Krav Maga is About a Lot More Than Just Fighting
Krav Maga was developed by the Israelis in the 1940’s to train their soldiers to protect themselves in some of the most dangerous environments on the planet. The Israeli’s needed something that their soldiers could learn in a relatively short time and that was devastatingly effective against a wide array of threats. Their answer was Krav Maga.
In the 1970’s Krav Maga spread beyond the army and was adapted for civilian use. It proved incredibly effective for civilian self defence because of it’s focus on surviving violent encounters rather than winning fights within a limited set of rules.
Once it spread beyond the Israeli army, Krav Maga was quickly adopted around the world by military and police forces, as well as civilian martial art schools. Its popularity was largely due to its logical approach to real violence and it’s effective techniques which are based on the body’s natural instinct and reflexes; this is what also makes Krav Maga quick to learn and practical to use.
Today Krav Maga is taught exclusively in every branch of the Israeli protective services where it continues to develop. It is the the number one choice for military and police forces in the world. And it is taught in civilian Krav Maga schools in virtually every country on the planet.
Krav Maga is a system that continues to develop. As knowledge grows and as the nature of threats around the world change, Krav Maga as a system adapts and grows to meet those threats.
The Founding Father and Grand Master of Krav Maga
Imi was born in 1910 to a Hungarian Jewish family. His father, Samuel served as a chief inspector on the Bratislava police force but also owned a modern gym – the first in the capital – where people practiced self-defence; then mainly boxing and wrestling. At his father's encouragement, Imi engaged in a wide range of sports, winning championships in boxing, wrestling and gymnastics.
In the mid-thirties, Fascist and anti-Semitic groups appeared in Bratislava, targeting the city's Jewish community in violent attacks. Imi led a group of Jewish boxers and wrestlers who would stand guard and defend his Jewish neighbourhood. Encountering many "street fights", Imi quickly realised that sport had little in common with real combat and began developing a system of techniques for practical self-defence in life threatening situations.
In 1940 Imi fled the Nazi occupation of his homeland, and arrived to Israel in 1942. Upon his arrival, Israel's early leaders recognised Imi's fighting abilities and commissioned him to train the defence force fighters in hand-to-hand combat.
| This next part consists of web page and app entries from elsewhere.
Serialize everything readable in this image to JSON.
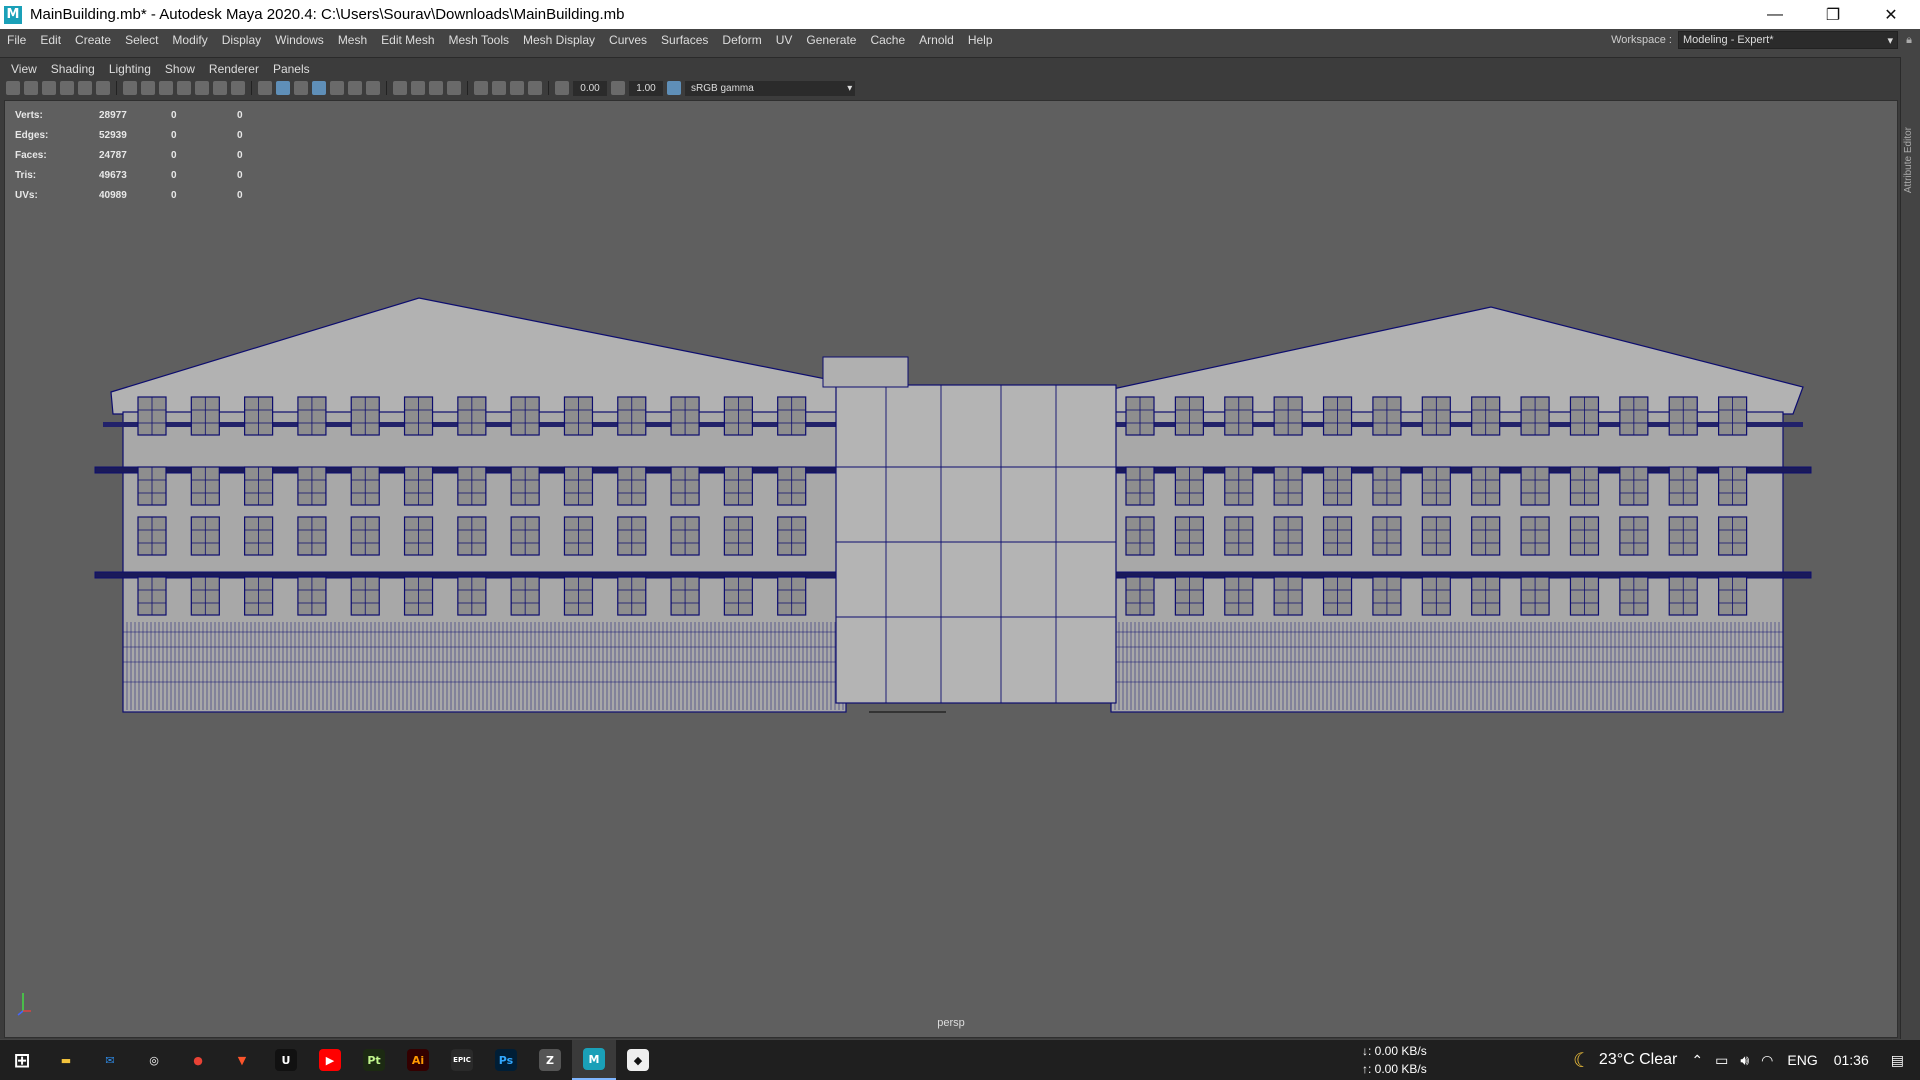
{
  "window": {
    "title": "MainBuilding.mb* - Autodesk Maya 2020.4: C:\\Users\\Sourav\\Downloads\\MainBuilding.mb",
    "app_icon_letter": "M",
    "minimize": "—",
    "restore": "❐",
    "close": "✕"
  },
  "menubar": {
    "items": [
      "File",
      "Edit",
      "Create",
      "Select",
      "Modify",
      "Display",
      "Windows",
      "Mesh",
      "Edit Mesh",
      "Mesh Tools",
      "Mesh Display",
      "Curves",
      "Surfaces",
      "Deform",
      "UV",
      "Generate",
      "Cache",
      "Arnold",
      "Help"
    ],
    "workspace_label": "Workspace :",
    "workspace_value": "Modeling - Expert*"
  },
  "panel_menu": [
    "View",
    "Shading",
    "Lighting",
    "Show",
    "Renderer",
    "Panels"
  ],
  "toolbar": {
    "field1": "0.00",
    "field2": "1.00",
    "colorspace": "sRGB gamma"
  },
  "hud": {
    "rows": [
      {
        "label": "Verts:",
        "v1": "28977",
        "v2": "0",
        "v3": "0"
      },
      {
        "label": "Edges:",
        "v1": "52939",
        "v2": "0",
        "v3": "0"
      },
      {
        "label": "Faces:",
        "v1": "24787",
        "v2": "0",
        "v3": "0"
      },
      {
        "label": "Tris:",
        "v1": "49673",
        "v2": "0",
        "v3": "0"
      },
      {
        "label": "UVs:",
        "v1": "40989",
        "v2": "0",
        "v3": "0"
      }
    ]
  },
  "viewport": {
    "camera": "persp",
    "wire_color": "#0d0d6e",
    "mesh_color": "#a8a8a8"
  },
  "right_strip": {
    "label": "Attribute Editor"
  },
  "taskbar": {
    "net_down": "↓: 0.00 KB/s",
    "net_up": "↑: 0.00 KB/s",
    "weather": "23°C  Clear",
    "lang": "ENG",
    "time": "01:36",
    "apps": [
      {
        "name": "start",
        "glyph": "⊞",
        "color": "#ffffff",
        "bg": "transparent"
      },
      {
        "name": "file-explorer",
        "glyph": "▬",
        "color": "#f3c33c",
        "bg": "transparent"
      },
      {
        "name": "mail",
        "glyph": "✉",
        "color": "#2e8ae6",
        "bg": "transparent"
      },
      {
        "name": "search",
        "glyph": "◎",
        "color": "#ffffff",
        "bg": "transparent"
      },
      {
        "name": "chrome",
        "glyph": "●",
        "color": "#e94235",
        "bg": "transparent"
      },
      {
        "name": "brave",
        "glyph": "▼",
        "color": "#fb542b",
        "bg": "transparent"
      },
      {
        "name": "unreal",
        "glyph": "U",
        "color": "#ffffff",
        "bg": "#111111"
      },
      {
        "name": "youtube",
        "glyph": "▶",
        "color": "#ffffff",
        "bg": "#ff0000"
      },
      {
        "name": "premiere",
        "glyph": "Pt",
        "color": "#c2f58d",
        "bg": "#1c2a12"
      },
      {
        "name": "illustrator",
        "glyph": "Ai",
        "color": "#ff9a00",
        "bg": "#330000"
      },
      {
        "name": "epic-games",
        "glyph": "EPIC",
        "color": "#ffffff",
        "bg": "#2a2a2a"
      },
      {
        "name": "photoshop",
        "glyph": "Ps",
        "color": "#31a8ff",
        "bg": "#001e36"
      },
      {
        "name": "zbrush",
        "glyph": "Z",
        "color": "#ffffff",
        "bg": "#555555"
      },
      {
        "name": "maya",
        "glyph": "M",
        "color": "#ffffff",
        "bg": "#1aa0b8"
      },
      {
        "name": "unity",
        "glyph": "◆",
        "color": "#111111",
        "bg": "#eeeeee"
      }
    ]
  }
}
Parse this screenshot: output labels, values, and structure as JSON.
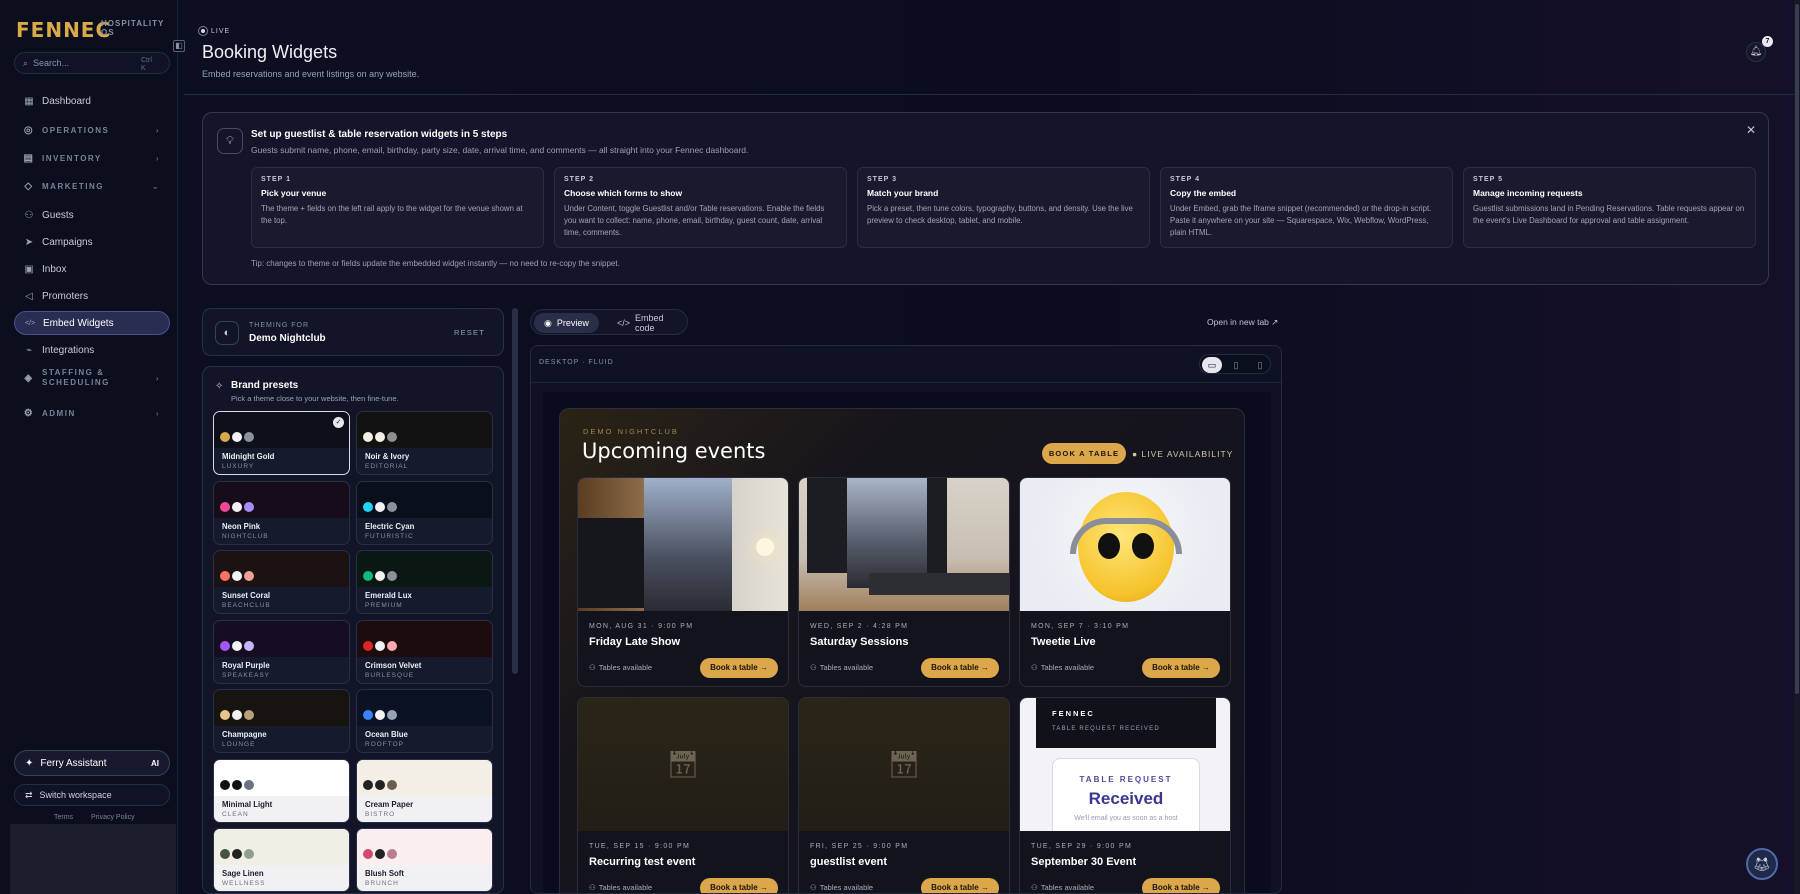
{
  "brand": {
    "logo": "FENNEC",
    "sub_line1": "HOSPITALITY",
    "sub_line2": "OS"
  },
  "search": {
    "placeholder": "Search...",
    "shortcut_line1": "Ctrl",
    "shortcut_line2": "K"
  },
  "sidebar": {
    "items": [
      {
        "label": "Dashboard",
        "icon": "grid-icon",
        "type": "item"
      },
      {
        "label": "OPERATIONS",
        "icon": "operations-icon",
        "type": "section"
      },
      {
        "label": "INVENTORY",
        "icon": "inventory-icon",
        "type": "section"
      },
      {
        "label": "MARKETING",
        "icon": "marketing-icon",
        "type": "section"
      },
      {
        "label": "Guests",
        "icon": "users-icon",
        "type": "item"
      },
      {
        "label": "Campaigns",
        "icon": "send-icon",
        "type": "item"
      },
      {
        "label": "Inbox",
        "icon": "inbox-icon",
        "type": "item"
      },
      {
        "label": "Promoters",
        "icon": "megaphone-icon",
        "type": "item"
      },
      {
        "label": "Embed Widgets",
        "icon": "code-icon",
        "type": "item",
        "active": true
      },
      {
        "label": "Integrations",
        "icon": "plug-icon",
        "type": "item"
      },
      {
        "label": "STAFFING &",
        "label2": "SCHEDULING",
        "icon": "staff-icon",
        "type": "section"
      },
      {
        "label": "ADMIN",
        "icon": "admin-icon",
        "type": "section"
      }
    ],
    "assistant": "Ferry Assistant",
    "assistant_badge": "AI",
    "switch": "Switch workspace",
    "terms": "Terms",
    "privacy": "Privacy Policy"
  },
  "header": {
    "live": "LIVE",
    "title": "Booking Widgets",
    "subtitle": "Embed reservations and event listings on any website.",
    "notifications": "7"
  },
  "setup": {
    "title": "Set up guestlist & table reservation widgets in 5 steps",
    "subtitle": "Guests submit name, phone, email, birthday, party size, date, arrival time, and comments — all straight into your Fennec dashboard.",
    "steps": [
      {
        "num": "STEP 1",
        "title": "Pick your venue",
        "desc": "The theme + fields on the left rail apply to the widget for the venue shown at the top."
      },
      {
        "num": "STEP 2",
        "title": "Choose which forms to show",
        "desc": "Under Content, toggle Guestlist and/or Table reservations. Enable the fields you want to collect: name, phone, email, birthday, guest count, date, arrival time, comments."
      },
      {
        "num": "STEP 3",
        "title": "Match your brand",
        "desc": "Pick a preset, then tune colors, typography, buttons, and density. Use the live preview to check desktop, tablet, and mobile."
      },
      {
        "num": "STEP 4",
        "title": "Copy the embed",
        "desc": "Under Embed, grab the Iframe snippet (recommended) or the drop-in script. Paste it anywhere on your site — Squarespace, Wix, Webflow, WordPress, plain HTML."
      },
      {
        "num": "STEP 5",
        "title": "Manage incoming requests",
        "desc": "Guestlist submissions land in Pending Reservations. Table requests appear on the event's Live Dashboard for approval and table assignment."
      }
    ],
    "tip": "Tip: changes to theme or fields update the embedded widget instantly — no need to re-copy the snippet."
  },
  "theming": {
    "label": "THEMING FOR",
    "venue": "Demo Nightclub",
    "reset": "RESET"
  },
  "presets": {
    "title": "Brand presets",
    "subtitle": "Pick a theme close to your website, then fine-tune.",
    "items": [
      {
        "name": "Midnight Gold",
        "tag": "LUXURY",
        "bg": "#0d0f1a",
        "colors": [
          "#d9a94a",
          "#f2f2f2",
          "#8c8f9c"
        ],
        "selected": true
      },
      {
        "name": "Noir & Ivory",
        "tag": "EDITORIAL",
        "bg": "#121212",
        "colors": [
          "#f3efe2",
          "#f3efe2",
          "#8f8f8f"
        ]
      },
      {
        "name": "Neon Pink",
        "tag": "NIGHTCLUB",
        "bg": "#170d1a",
        "colors": [
          "#ec4899",
          "#f2f2f2",
          "#a78bfa"
        ]
      },
      {
        "name": "Electric Cyan",
        "tag": "FUTURISTIC",
        "bg": "#0a0f1c",
        "colors": [
          "#22d3ee",
          "#f2f2f2",
          "#8c8f9c"
        ]
      },
      {
        "name": "Sunset Coral",
        "tag": "BEACHCLUB",
        "bg": "#1d1213",
        "colors": [
          "#f97360",
          "#f2f2f2",
          "#f0a090"
        ]
      },
      {
        "name": "Emerald Lux",
        "tag": "PREMIUM",
        "bg": "#0b1712",
        "colors": [
          "#10b981",
          "#f2f2f2",
          "#8c8f9c"
        ]
      },
      {
        "name": "Royal Purple",
        "tag": "SPEAKEASY",
        "bg": "#150d22",
        "colors": [
          "#a855f7",
          "#f2f2f2",
          "#c4b5fd"
        ]
      },
      {
        "name": "Crimson Velvet",
        "tag": "BURLESQUE",
        "bg": "#1d0c0e",
        "colors": [
          "#dc2626",
          "#f2f2f2",
          "#f9a8b4"
        ]
      },
      {
        "name": "Champagne",
        "tag": "LOUNGE",
        "bg": "#17140f",
        "colors": [
          "#e8c48a",
          "#f2f2f2",
          "#b7a07a"
        ]
      },
      {
        "name": "Ocean Blue",
        "tag": "ROOFTOP",
        "bg": "#0b1224",
        "colors": [
          "#3b82f6",
          "#f2f2f2",
          "#94a3b8"
        ]
      },
      {
        "name": "Minimal Light",
        "tag": "CLEAN",
        "bg": "#ffffff",
        "colors": [
          "#111111",
          "#111111",
          "#6b7280"
        ],
        "light": true
      },
      {
        "name": "Cream Paper",
        "tag": "BISTRO",
        "bg": "#f4efe6",
        "colors": [
          "#222222",
          "#222222",
          "#6b5e4e"
        ],
        "light": true
      },
      {
        "name": "Sage Linen",
        "tag": "WELLNESS",
        "bg": "#f0efe6",
        "colors": [
          "#445544",
          "#222222",
          "#8fa08a"
        ],
        "light": true
      },
      {
        "name": "Blush Soft",
        "tag": "BRUNCH",
        "bg": "#fbeef0",
        "colors": [
          "#d14a6b",
          "#222222",
          "#b87f8a"
        ],
        "light": true
      }
    ]
  },
  "preview": {
    "tab_preview": "Preview",
    "tab_embed": "Embed code",
    "open_new": "Open in new tab ↗",
    "device_label": "DESKTOP · FLUID"
  },
  "widget": {
    "venue": "DEMO NIGHTCLUB",
    "heading": "Upcoming events",
    "book": "BOOK A TABLE",
    "avail": "● LIVE AVAILABILITY",
    "events": [
      {
        "date": "MON, AUG 31 · 9:00 PM",
        "name": "Friday Late Show",
        "tables": "Tables available",
        "btn": "Book a table →",
        "img": "photo1"
      },
      {
        "date": "WED, SEP 2 · 4:28 PM",
        "name": "Saturday Sessions",
        "tables": "Tables available",
        "btn": "Book a table →",
        "img": "photo2"
      },
      {
        "date": "MON, SEP 7 · 3:10 PM",
        "name": "Tweetie Live",
        "tables": "Tables available",
        "btn": "Book a table →",
        "img": "chick"
      },
      {
        "date": "TUE, SEP 15 · 9:00 PM",
        "name": "Recurring test event",
        "tables": "Tables available",
        "btn": "Book a table →",
        "img": "placeholder"
      },
      {
        "date": "FRI, SEP 25 · 9:00 PM",
        "name": "guestlist event",
        "tables": "Tables available",
        "btn": "Book a table →",
        "img": "placeholder"
      },
      {
        "date": "TUE, SEP 29 · 9:00 PM",
        "name": "September 30 Event",
        "tables": "Tables available",
        "btn": "Book a table →",
        "img": "received"
      }
    ],
    "received": {
      "brand": "FENNEC",
      "sub": "TABLE REQUEST RECEIVED",
      "kicker": "TABLE REQUEST",
      "title": "Received",
      "note": "We'll email you as soon as a host"
    }
  }
}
After the establishment of Israel in 1948 and the formation of the IDF he became the IDF Chief Instructor for hand-to-hand combat. Imi served in the IDF for 20 years, during which time he developed and refined his unique method for self-defence and hand-to-hand combat naming it Krav Maga (contact combat).
In 1964, Imi Sde Or retired from the military, and began adapting and modifying Krav Maga to civilian needs. The method was formulated to suit everyone - men and women, boys or girls.
Even during his last years, Imi continued teaching Krav Maga, captivating his students with his personality and imparting them with his knowledge and unique personality.
Imi Sde Or, our valued teacher passed away on the 9th of January 1998, at the age of 88.
Today Krav Maga is taught exclusively in every branch of the Israeli protective services. It is the number one adopted self defence system for military and police forces in the world. And it is practiced by hundreds of thousands of civilians in virtually every country on the globe.
Imi’s legacy lives on.